- Have a volunteer room or place they can go to drop off coats and purses, grab a badge and maybe a snack or bottle of water as well as be reminded of their task or assignment for the day
- For volunteers who stand outside in the elements or who are here multiple gathering times a day, I give them a card for a free drink at the church cafe.
- Ask for input
- I send a welcome letter to my new volunteers with a branded beanie asking for any ideas they may have along the way. I make it clear that we may not use all their ideas but they should never stop supplying them.
- After serving for three months, I send out a survey to evaluate their experience and where I can improve things on my end as a leader
To the Volunteers:
Understand your value and mission – even when your leaders don’t. Just like many of us don’t have “the best parents” and Jesus steps in to fill in the gaps so is the case with all leadership. If The Holy Spirit prompts you to serve, just do it. Do it for all the reasons mentioned above. Do it despite the hiccups mentioned or not mentioned. Have grace. Offer input. Do your best. Pray a lot. Here are some tips that may help your leader help you help them (haha – that was a mouthful):
- Ask what they need help with
- Ask what they envision you doing at first
- Ask if you can tell them your favorite things to do
- Ask about a “Spiritual Gifts” Test. Here’s a good one.
- Who will be managing me?
- Will there be a chance to do what I love?
- When and where do you need me?
- What kinds of unexpected things may come up?

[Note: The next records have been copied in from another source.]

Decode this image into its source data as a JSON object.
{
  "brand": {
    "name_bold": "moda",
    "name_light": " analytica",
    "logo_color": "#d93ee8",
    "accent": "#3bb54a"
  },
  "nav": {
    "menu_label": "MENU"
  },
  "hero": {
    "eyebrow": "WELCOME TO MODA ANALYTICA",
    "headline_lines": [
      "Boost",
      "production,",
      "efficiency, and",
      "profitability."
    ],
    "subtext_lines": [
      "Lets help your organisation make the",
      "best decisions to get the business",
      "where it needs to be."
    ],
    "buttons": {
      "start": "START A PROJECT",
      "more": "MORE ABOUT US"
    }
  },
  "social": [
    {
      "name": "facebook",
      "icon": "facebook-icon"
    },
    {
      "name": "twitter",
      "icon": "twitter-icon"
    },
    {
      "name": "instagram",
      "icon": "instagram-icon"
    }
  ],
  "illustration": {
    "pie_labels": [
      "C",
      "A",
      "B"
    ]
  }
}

If the area you begin to serve in doesn’t work out, be honest – polite but honest. Then, try to find another area that may be a better fit – don’t give up! You belong somewhere. We all do.